Despite its chunkiness, the CF-19 is not actually that heavy, thanks to the magnesium alloy. In fact, it weighs 2.3kg, which may be a bit much for a 10.1in notebook, but not so surprising when you consider that it’s 49mm thick. A robust sliding power switch can be found on the front right, with membrane switches for screen brightness, keyboard backlighting and other functions on the left. Individual heavy-duty rubber flaps cover a plethora of ports. On the rear can be found headphone and microphone minijacks, a USB port, D-sub and even a nine-pin serial port, there for legacy connectivity requirements. The left edge incorporates another USB port, four-pin Firewire, Ethernet and RJ-45 for phone, fax and modem use.

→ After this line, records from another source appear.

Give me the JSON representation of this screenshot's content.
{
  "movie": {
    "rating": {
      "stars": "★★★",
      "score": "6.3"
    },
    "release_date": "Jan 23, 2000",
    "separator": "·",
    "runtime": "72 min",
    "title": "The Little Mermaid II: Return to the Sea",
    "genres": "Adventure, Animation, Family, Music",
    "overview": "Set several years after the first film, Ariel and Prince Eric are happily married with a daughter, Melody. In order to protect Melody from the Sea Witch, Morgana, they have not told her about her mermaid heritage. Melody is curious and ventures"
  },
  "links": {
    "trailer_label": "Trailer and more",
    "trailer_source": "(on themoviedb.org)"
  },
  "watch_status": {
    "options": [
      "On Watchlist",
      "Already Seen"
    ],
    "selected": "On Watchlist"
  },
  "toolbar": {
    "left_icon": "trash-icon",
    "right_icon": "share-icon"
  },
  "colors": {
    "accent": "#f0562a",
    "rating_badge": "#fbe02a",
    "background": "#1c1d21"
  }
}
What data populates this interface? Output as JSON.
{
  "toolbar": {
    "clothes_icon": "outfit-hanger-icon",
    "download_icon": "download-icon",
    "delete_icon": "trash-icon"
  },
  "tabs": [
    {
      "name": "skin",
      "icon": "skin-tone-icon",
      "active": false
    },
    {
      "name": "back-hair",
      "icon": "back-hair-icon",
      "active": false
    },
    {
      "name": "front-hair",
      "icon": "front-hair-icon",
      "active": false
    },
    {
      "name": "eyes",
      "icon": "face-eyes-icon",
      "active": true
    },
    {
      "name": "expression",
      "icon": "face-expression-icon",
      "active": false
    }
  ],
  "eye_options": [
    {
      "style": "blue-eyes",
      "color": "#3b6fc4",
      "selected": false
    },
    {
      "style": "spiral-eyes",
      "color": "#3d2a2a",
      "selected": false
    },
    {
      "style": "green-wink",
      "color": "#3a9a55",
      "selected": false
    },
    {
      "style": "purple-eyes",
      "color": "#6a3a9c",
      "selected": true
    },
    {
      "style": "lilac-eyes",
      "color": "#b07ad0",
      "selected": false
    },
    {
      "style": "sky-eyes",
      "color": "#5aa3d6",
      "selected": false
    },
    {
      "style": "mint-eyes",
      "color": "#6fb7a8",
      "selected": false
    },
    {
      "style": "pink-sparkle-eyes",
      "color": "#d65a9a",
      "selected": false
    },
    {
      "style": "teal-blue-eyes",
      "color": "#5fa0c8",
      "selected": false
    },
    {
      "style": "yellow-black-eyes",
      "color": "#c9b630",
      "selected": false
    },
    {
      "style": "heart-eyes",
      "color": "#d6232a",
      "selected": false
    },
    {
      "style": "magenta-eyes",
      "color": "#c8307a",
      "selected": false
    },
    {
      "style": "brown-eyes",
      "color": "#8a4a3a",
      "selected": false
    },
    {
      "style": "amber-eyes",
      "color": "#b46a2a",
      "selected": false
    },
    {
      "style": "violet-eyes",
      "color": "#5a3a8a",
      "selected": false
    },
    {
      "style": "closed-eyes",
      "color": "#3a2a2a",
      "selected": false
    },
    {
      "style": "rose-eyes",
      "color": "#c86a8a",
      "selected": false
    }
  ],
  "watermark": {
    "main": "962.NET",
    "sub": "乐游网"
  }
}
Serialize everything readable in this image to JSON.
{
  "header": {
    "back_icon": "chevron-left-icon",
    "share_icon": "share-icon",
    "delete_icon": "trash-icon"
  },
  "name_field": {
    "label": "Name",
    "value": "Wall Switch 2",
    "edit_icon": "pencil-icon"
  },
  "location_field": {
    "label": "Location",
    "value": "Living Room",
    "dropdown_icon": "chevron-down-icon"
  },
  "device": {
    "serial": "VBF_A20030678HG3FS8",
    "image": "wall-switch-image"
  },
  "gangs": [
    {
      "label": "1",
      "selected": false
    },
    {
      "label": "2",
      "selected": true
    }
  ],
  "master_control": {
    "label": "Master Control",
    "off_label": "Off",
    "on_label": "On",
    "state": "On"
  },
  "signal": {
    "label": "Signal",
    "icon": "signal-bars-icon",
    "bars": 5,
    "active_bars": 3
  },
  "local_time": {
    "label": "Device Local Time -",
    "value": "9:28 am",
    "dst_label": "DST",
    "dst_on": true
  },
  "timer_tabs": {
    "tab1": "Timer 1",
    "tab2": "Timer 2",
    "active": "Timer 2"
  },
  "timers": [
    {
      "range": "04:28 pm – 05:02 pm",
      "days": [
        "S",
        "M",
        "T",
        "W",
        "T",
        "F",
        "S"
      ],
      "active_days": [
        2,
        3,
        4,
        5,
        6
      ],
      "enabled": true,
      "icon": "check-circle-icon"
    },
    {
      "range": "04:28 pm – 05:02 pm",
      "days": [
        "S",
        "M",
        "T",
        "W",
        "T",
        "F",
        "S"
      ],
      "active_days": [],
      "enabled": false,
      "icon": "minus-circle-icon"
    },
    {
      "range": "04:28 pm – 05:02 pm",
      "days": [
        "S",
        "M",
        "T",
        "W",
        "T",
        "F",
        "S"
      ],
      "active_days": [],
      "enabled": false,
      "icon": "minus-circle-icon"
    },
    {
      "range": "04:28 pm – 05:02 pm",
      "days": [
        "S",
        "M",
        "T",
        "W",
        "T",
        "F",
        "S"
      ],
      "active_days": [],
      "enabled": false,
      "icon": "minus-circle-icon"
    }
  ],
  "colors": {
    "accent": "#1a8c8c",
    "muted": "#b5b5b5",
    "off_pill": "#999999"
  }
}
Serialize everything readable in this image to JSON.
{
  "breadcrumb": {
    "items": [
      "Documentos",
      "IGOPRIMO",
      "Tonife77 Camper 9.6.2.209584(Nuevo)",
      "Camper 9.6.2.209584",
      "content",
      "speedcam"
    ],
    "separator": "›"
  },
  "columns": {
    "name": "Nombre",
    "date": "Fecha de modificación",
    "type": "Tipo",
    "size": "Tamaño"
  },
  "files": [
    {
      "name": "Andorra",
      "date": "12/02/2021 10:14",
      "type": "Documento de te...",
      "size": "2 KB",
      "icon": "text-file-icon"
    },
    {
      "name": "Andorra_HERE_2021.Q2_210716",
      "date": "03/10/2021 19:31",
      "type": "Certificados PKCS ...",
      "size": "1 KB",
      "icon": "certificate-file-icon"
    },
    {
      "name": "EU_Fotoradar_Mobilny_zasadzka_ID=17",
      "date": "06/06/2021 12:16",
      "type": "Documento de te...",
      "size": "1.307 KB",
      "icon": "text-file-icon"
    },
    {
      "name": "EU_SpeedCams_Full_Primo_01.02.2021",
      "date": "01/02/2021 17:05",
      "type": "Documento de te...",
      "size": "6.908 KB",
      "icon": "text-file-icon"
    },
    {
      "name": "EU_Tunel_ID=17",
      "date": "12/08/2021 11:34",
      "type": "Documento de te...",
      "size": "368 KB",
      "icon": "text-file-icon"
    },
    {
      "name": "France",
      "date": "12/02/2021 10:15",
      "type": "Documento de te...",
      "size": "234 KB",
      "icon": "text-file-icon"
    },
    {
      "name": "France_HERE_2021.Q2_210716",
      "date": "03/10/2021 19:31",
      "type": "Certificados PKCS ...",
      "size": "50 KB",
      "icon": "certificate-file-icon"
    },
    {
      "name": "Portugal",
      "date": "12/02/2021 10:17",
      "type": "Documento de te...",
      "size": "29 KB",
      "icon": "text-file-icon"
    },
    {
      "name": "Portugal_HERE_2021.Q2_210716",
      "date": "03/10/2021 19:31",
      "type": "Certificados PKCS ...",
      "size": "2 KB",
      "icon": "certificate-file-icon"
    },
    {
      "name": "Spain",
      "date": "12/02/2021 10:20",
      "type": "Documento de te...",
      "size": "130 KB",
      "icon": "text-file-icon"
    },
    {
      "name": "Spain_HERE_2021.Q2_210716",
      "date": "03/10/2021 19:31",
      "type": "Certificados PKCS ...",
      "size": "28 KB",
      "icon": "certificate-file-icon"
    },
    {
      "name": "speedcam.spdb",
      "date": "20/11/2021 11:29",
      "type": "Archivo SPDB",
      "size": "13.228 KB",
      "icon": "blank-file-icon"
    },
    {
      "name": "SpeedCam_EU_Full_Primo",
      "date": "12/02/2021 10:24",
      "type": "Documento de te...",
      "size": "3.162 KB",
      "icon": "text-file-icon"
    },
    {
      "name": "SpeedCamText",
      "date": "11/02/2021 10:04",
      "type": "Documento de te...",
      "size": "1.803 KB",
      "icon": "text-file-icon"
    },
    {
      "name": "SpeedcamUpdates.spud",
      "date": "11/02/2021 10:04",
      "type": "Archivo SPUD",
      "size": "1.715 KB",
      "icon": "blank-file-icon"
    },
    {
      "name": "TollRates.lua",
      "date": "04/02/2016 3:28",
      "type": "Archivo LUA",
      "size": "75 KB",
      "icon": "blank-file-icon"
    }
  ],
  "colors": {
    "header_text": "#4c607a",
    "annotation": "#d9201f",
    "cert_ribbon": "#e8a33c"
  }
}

A longer flap on the left protects an SD memory card slot, physical wireless LAN switch, and twin PC Card slots, a rarity these days since ExpressCard took over a few years ago. Whilst the individual port covers just push into place, the longer flaps lock tightly shut. There are also similar locks securing the battery and hard disk, which are both removable. Strangely, Panasonic hasn’t opted to include an SSD, which presumably would have been more shock resistant than the 320GB Hitachi Travelstar Z5K320 hard disk that has been used. Conspicuous by its absence is any form of digital video output, with no HDMI or Mini DisplayPort included. There’s no optical drive, either, but this is a familiar omission these days, and not something you would want to bother with in a dusty environment.

The 10.1in transflective display has an XGA resolution of 1,024 x 768. It has a polarising filter, and the overall brightness and sharpness aren’t particularly outstanding, thanks to the touch-sensitive layer. However, viewing angles are decent, and the screen is more visible than most in bright sunlight, which is the kind of conditions it’s meant to cope with. The keyboard is small, so you will need to get used to its dimensions for comfortable touch-typing, but the action is responsive enough. The touchpad has to be one of the least responsive we’ve ever used, however, and the rubbery membrane buttons are somewhat stodgy too. So there have been some compromises for durability.

Overall performance is decent, however. The score of 1.89 in the rendering portion of Maxon Cinebench R11.5 isn’t outstanding, but it’s well above most ultraportables. The Maxon Cinebench R11.5 graphics result of 7.09 implies you won’t want to do any major 3D work at the building site, and 3,093 in 3DMark06 means some limited war zone gaming would be possible, but you probably won’t want to play Battlefield 3 at the actual battlefield using the CF-19. That said, you will be able to take this notebook out for extended periods away from the mains. The CF-19 endured 156 minutes in our gruelling 100 per cent workload test, meaning it will manage at least twice that time with lighter usage, and possibly even close to the quoted 10 hours, for a full day’s work while on the move.


The CF-19 is hard to criticise. There are virtually no competitors that can offer the same combination of robust chassis and features. However, at around £2,700, this is much more expensive than a non-rugged notebook with a similar specification, which would probably set you back well under £1,000. So you are paying a hefty premium for the ruggedness. Still, where there is a good business case for having a notebook that can dependably withstand rough treatment, this is a brilliant piece of kit, with Panasonic’s wealth of design experience in rugged construction behind it.

Next page > Specifications

Manufacturer and Model

Panasonic Toughbook CF-19


2.5GHz Intel Core i5 2520M




Intel HD 3000

Hard disk

320GB Hitachi Travelstar Z5K320 5,400rpm hard disk

Optical disc



10.1in TFT with 1,024 x 768 pixels


802.11b/g/n Wi-Fi, Bluetooth 4.0


2 x USB 2.0, SD card reader, 2 x PC Card

Width x Depth x Height

271 x 216 x 49mm



Operating system

Windows 7 Professional


3 year collect and return; 5 years parts only